There is a subject which I’ve mentioned in scant ways, in other postings, but which I have not yet written a posting about, directly.

A situation can arise in which we have a rotation matrix, and where we’d like to invert the rotation it defines, but where the task of actually computing the inverse of the matrix would be too expensive computationally. And so the question can come up, of whether to use the transpose will also work.

The answer is, that in one specific situation the transpose can be used. This is, if each column of the matrix is a unit vector, and if all the columns are mutually orthogonal. If that’s the case, then the determinant of the matrix will also be equal to (1), and the transpose will be equal to the inverse.

Simultaneously, this will then also be true for all *the rows* of (either) matrix.

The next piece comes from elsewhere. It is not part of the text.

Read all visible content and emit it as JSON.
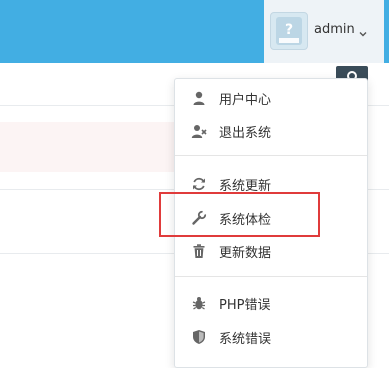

Therefore, when I wrote that a Perpendicular matrix could be computed, in case the original matrix defined a quadric, and that the transpose of that perpendicular matrix can be used, as if that was its inverse, I was describing a special situation, in which the perpendicular matrix would have been orthonormal to begin with.

In case a matrix which defines a conversion of coordinates is not orthonormal, then this approach will not work, and its inverse must be used. And I think that the resulting matrix is also called ‘The Jordan Product’ of an original matrix. My exercise did not need this.

Dirk